═══ Data for this exercise ═══
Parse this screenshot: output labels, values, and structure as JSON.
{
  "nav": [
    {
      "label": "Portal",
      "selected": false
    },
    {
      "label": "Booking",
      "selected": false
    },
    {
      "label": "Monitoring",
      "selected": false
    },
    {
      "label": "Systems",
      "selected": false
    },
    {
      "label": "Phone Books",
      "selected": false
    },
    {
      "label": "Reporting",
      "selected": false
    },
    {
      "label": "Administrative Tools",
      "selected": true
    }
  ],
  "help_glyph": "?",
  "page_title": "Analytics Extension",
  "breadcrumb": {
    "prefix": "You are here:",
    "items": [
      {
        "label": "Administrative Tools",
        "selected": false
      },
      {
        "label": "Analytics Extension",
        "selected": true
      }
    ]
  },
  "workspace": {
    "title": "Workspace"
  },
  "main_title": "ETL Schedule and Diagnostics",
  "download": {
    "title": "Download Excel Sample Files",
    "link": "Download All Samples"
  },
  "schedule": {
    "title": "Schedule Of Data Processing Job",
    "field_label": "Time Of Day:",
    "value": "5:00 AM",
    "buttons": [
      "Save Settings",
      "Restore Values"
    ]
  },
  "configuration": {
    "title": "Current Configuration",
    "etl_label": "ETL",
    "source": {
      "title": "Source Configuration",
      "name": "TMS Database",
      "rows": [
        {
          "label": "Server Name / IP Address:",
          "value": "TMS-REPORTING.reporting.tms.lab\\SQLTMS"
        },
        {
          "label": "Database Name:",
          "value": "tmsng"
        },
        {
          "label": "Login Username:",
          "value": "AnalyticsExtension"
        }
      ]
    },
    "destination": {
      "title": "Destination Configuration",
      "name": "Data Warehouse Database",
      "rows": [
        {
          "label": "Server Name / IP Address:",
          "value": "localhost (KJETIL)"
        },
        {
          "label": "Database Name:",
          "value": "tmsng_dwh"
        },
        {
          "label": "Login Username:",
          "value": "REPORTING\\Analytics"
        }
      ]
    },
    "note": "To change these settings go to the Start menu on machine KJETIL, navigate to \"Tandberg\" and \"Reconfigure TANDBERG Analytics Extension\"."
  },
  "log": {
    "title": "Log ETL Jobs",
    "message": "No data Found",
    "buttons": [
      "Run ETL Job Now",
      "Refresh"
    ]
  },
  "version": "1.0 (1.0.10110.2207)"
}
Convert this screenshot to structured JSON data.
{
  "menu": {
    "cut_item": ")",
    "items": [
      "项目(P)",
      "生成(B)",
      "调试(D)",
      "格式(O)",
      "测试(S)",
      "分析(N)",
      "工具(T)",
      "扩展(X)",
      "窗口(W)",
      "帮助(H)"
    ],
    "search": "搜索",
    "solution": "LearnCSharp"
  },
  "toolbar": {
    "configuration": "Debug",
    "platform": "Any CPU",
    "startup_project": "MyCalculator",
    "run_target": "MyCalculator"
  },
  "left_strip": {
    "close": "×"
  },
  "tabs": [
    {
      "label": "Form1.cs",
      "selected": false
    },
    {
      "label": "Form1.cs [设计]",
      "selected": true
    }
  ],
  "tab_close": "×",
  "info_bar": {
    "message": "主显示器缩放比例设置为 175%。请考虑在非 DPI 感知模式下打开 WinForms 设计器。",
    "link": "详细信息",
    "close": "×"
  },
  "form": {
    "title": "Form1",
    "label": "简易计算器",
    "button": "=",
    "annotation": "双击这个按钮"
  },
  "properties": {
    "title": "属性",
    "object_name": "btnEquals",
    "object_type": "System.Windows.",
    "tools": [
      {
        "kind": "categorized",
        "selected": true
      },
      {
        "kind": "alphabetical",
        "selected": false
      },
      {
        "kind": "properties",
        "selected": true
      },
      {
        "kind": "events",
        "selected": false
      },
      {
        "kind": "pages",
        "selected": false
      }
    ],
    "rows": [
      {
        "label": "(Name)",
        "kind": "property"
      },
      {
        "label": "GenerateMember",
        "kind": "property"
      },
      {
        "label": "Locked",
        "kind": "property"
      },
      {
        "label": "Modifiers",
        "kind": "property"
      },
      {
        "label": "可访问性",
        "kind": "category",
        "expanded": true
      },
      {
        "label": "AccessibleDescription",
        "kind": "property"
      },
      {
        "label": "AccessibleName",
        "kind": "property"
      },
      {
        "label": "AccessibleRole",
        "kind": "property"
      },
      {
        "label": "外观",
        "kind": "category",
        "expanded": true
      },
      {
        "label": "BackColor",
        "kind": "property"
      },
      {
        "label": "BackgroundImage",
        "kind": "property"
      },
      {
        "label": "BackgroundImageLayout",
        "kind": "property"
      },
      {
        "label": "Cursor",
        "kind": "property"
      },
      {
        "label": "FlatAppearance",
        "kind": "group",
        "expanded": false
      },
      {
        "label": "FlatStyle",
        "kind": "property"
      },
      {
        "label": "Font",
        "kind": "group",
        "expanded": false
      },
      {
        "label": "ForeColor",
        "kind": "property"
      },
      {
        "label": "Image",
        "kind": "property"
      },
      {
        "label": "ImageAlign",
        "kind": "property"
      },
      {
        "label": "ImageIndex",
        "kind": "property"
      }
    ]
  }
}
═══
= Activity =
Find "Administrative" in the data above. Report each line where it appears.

= Answer section =
      "label": "Administrative Tools",
        "label": "Administrative Tools",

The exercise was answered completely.